While they may not be top of mind, open ecosystems that allow for third-party innovation are an essential part of how the internet functions. Big players like Facebook and Google provide core platforms, but without APIs and independent developers, innovation and usability would be limited to big companies with significant market power and budgets—to the detriment of consumers. Think about it—would Facebook have become as wildly popular without the in-app phenomenon that was Farmville? Probably, but you get the point: third party applications add a new level of value and usefulness that a platform alone can’t provide.

Consumers often fall into the trap of believing that the solution to all of their online worries is to deny access to their data. But the reality is that, if they take steps like opting out of online tracking, the quality of their online experience will deteriorate dramatically. Rather than being served relevant ads and content that relates to their browsing behaviors and online preferences, they’ll see random ads from the highest bidder. Unfortunately some companies take personalization to an extreme, but an online experience devoid of personalization would feel oddly generic to the average consumer.

There’s been a lot of attention in the media lately—and rightfully so—about privacy policies and data privacy practices, specifically as they relate to data collection and access by third parties. The new GDPR regulations in the EU have driven much of this discussion, as has the potential misuse of private information about millions of Facebook users.

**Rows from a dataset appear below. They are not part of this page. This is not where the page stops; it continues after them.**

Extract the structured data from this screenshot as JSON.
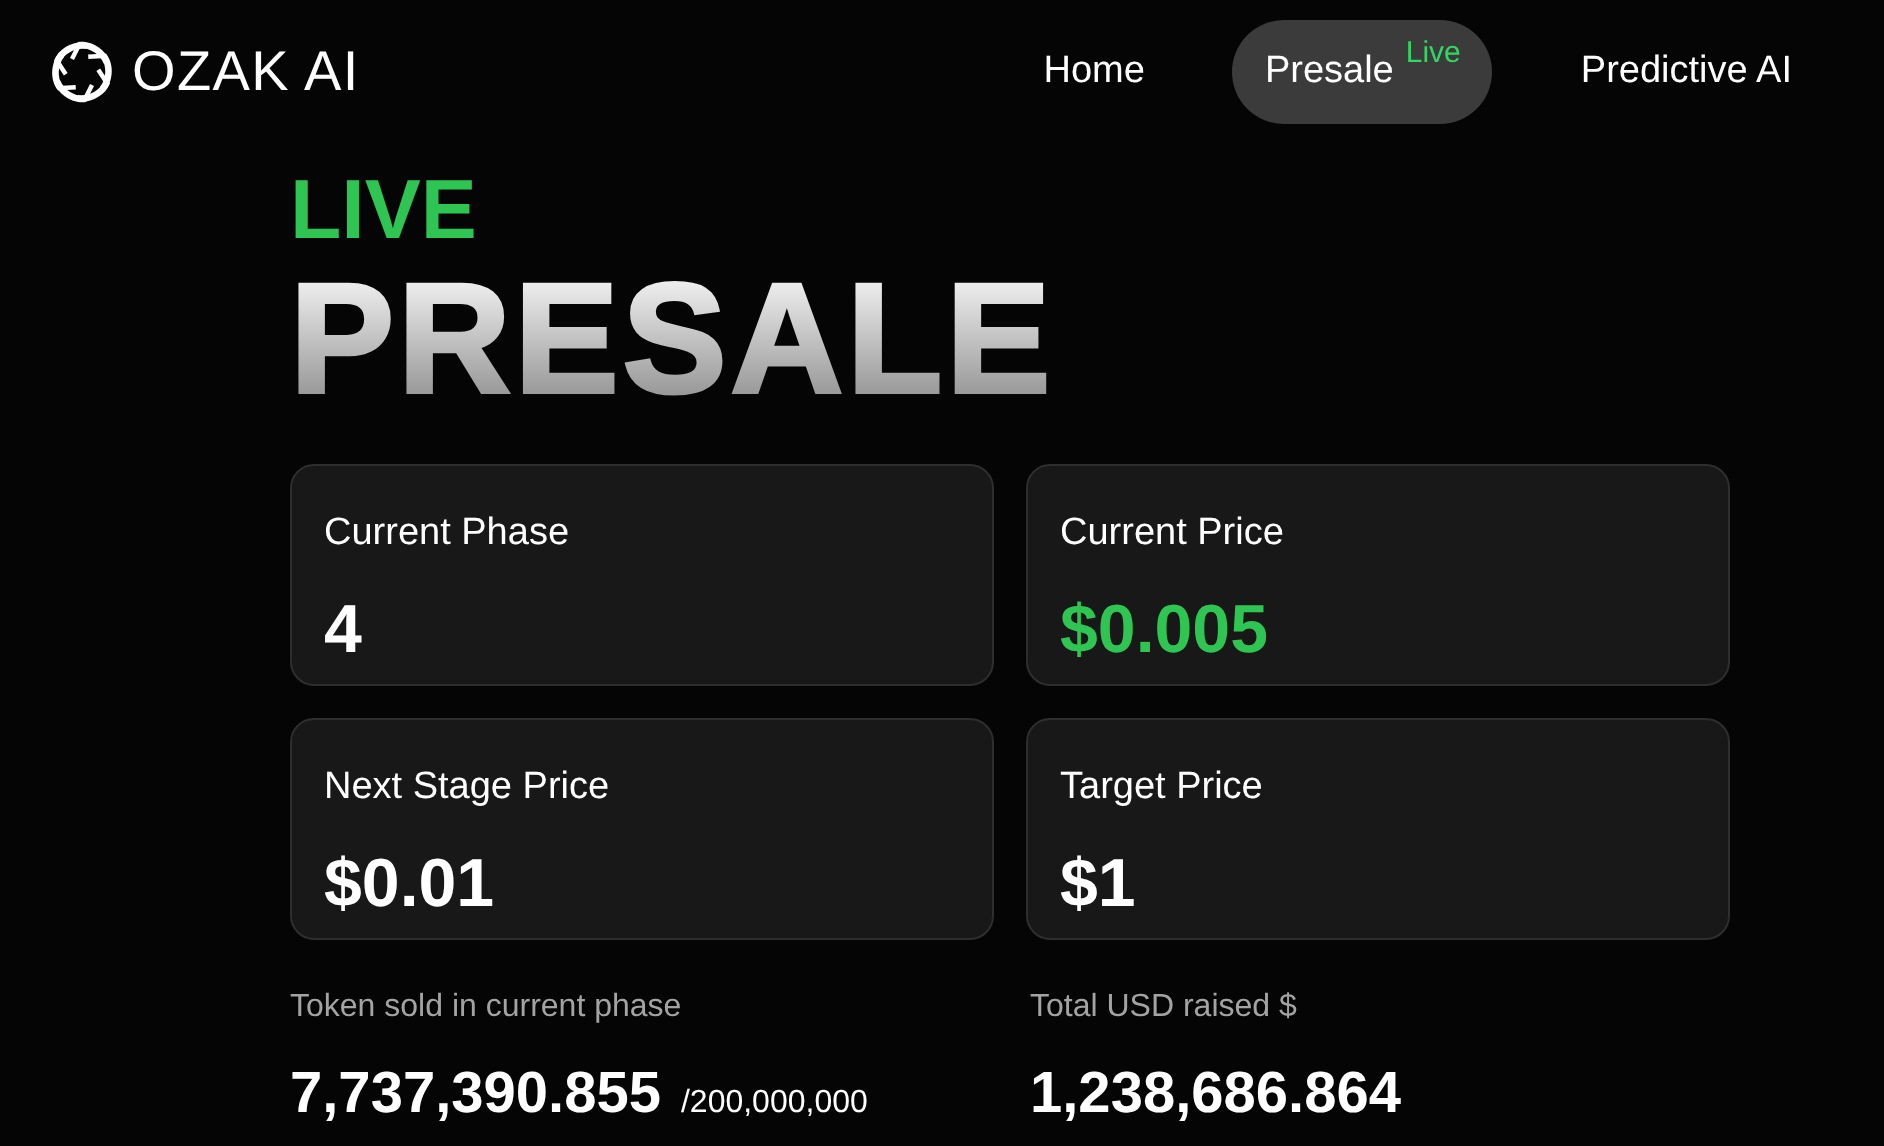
{
  "brand": {
    "name": "OZAK AI"
  },
  "nav": [
    {
      "label": "Home",
      "selected": false
    },
    {
      "label": "Presale",
      "selected": true,
      "badge": "Live"
    },
    {
      "label": "Predictive AI",
      "selected": false
    }
  ],
  "hero": {
    "eyebrow": "LIVE",
    "title": "PRESALE"
  },
  "stats": [
    {
      "label": "Current Phase",
      "value": "4",
      "highlighted": false
    },
    {
      "label": "Current Price",
      "value": "$0.005",
      "highlighted": true
    },
    {
      "label": "Next Stage Price",
      "value": "$0.01",
      "highlighted": false
    },
    {
      "label": "Target Price",
      "value": "$1",
      "highlighted": false
    }
  ],
  "totals": [
    {
      "label": "Token sold in current phase",
      "value": "7,737,390.855",
      "total": "/200,000,000"
    },
    {
      "label": "Total USD raised $",
      "value": "1,238,686.864"
    }
  ]
}
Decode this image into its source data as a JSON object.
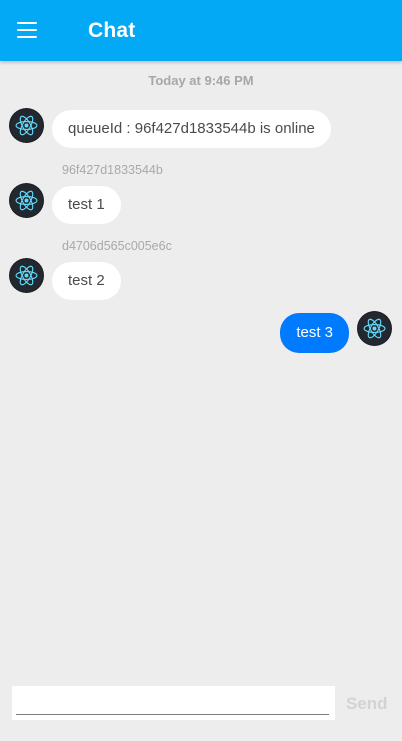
{
  "header": {
    "title": "Chat",
    "menu_icon": "hamburger-menu-icon",
    "background": "#03a9f4"
  },
  "chat": {
    "date_separator": "Today at 9:46 PM",
    "messages": [
      {
        "side": "left",
        "avatar_icon": "react-logo-icon",
        "sender": "",
        "text": "queueId : 96f427d1833544b is online"
      },
      {
        "side": "left",
        "avatar_icon": "react-logo-icon",
        "sender": "96f427d1833544b",
        "text": "test 1"
      },
      {
        "side": "left",
        "avatar_icon": "react-logo-icon",
        "sender": "d4706d565c005e6c",
        "text": "test 2"
      },
      {
        "side": "right",
        "avatar_icon": "react-logo-icon",
        "sender": "",
        "text": "test 3"
      }
    ]
  },
  "composer": {
    "value": "",
    "placeholder": "",
    "send_label": "Send"
  },
  "colors": {
    "outgoing_bubble": "#007aff",
    "incoming_bubble": "#ffffff",
    "send_disabled": "#d3d3d3",
    "background": "#ededed"
  }
}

One of Return Path’s core values is transparency, including how we collect, access and use data.  Our situation and relationship with consumers is different from those of other companies. If anyone has additional questions, please reach out.